PROBLEM REQUIREMENTS -> Print back each record unchanged, without pictures.

DATA RECORDS ->
_ _ _ _ _ _ _
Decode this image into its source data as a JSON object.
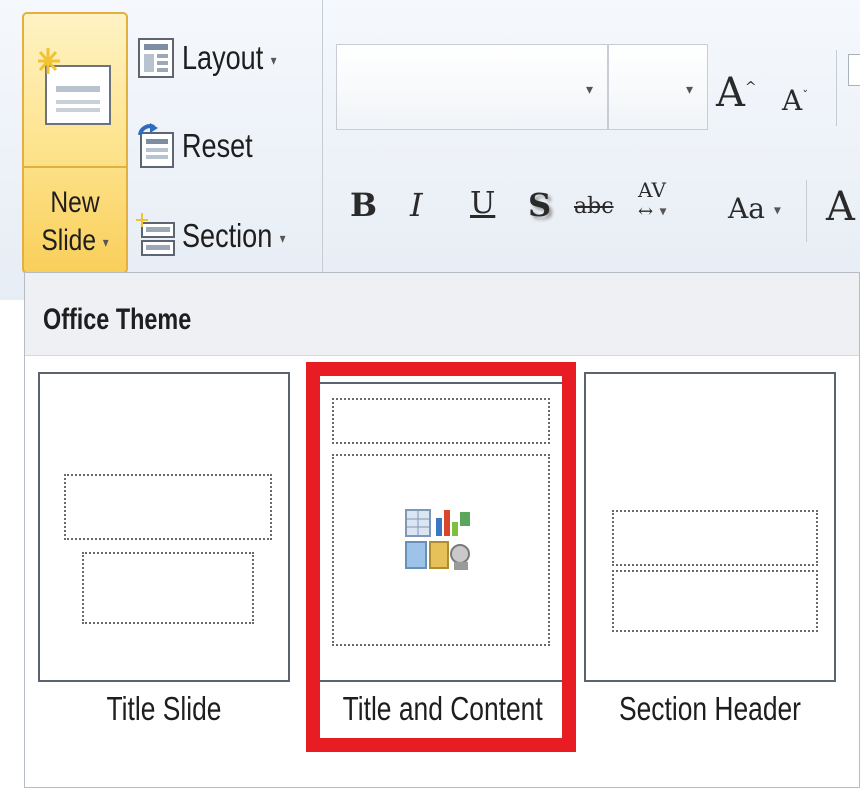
{
  "ribbon": {
    "new_slide": {
      "line1": "New",
      "line2": "Slide",
      "caret": "▾"
    },
    "slide_commands": [
      {
        "label": "Layout",
        "caret": "▾",
        "icon": "layout-icon"
      },
      {
        "label": "Reset",
        "caret": "",
        "icon": "reset-icon"
      },
      {
        "label": "Section",
        "caret": "▾",
        "icon": "section-icon"
      }
    ],
    "font": {
      "name_value": "",
      "size_value": "",
      "dropdown_caret": "▾",
      "grow_glyph": "A",
      "shrink_glyph": "A",
      "bold": "B",
      "italic": "I",
      "underline": "U",
      "shadow": "S",
      "strikethrough": "abc",
      "spacing": "AV",
      "change_case": "Aa",
      "clear_glyph": "A"
    }
  },
  "gallery": {
    "title": "Office Theme",
    "layouts": [
      {
        "label": "Title Slide"
      },
      {
        "label": "Title and Content"
      },
      {
        "label": "Section Header"
      }
    ]
  },
  "colors": {
    "highlight": "#e81c23",
    "button_active": "#fde28a",
    "button_border": "#e3b03f"
  }
}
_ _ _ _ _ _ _
SOLVED EXERCISE ->
Decode this image into its source data as a JSON object.
{
  "ribbon": {
    "new_slide": {
      "line1": "New",
      "line2": "Slide",
      "caret": "▾"
    },
    "slide_commands": [
      {
        "label": "Layout",
        "caret": "▾",
        "icon": "layout-icon"
      },
      {
        "label": "Reset",
        "caret": "",
        "icon": "reset-icon"
      },
      {
        "label": "Section",
        "caret": "▾",
        "icon": "section-icon"
      }
    ],
    "font": {
      "name_value": "",
      "size_value": "",
      "dropdown_caret": "▾",
      "grow_glyph": "A",
      "shrink_glyph": "A",
      "bold": "B",
      "italic": "I",
      "underline": "U",
      "shadow": "S",
      "strikethrough": "abc",
      "spacing": "AV",
      "change_case": "Aa",
      "clear_glyph": "A"
    }
  },
  "gallery": {
    "title": "Office Theme",
    "layouts": [
      {
        "label": "Title Slide"
      },
      {
        "label": "Title and Content"
      },
      {
        "label": "Section Header"
      }
    ]
  },
  "colors": {
    "highlight": "#e81c23",
    "button_active": "#fde28a",
    "button_border": "#e3b03f"
  }
}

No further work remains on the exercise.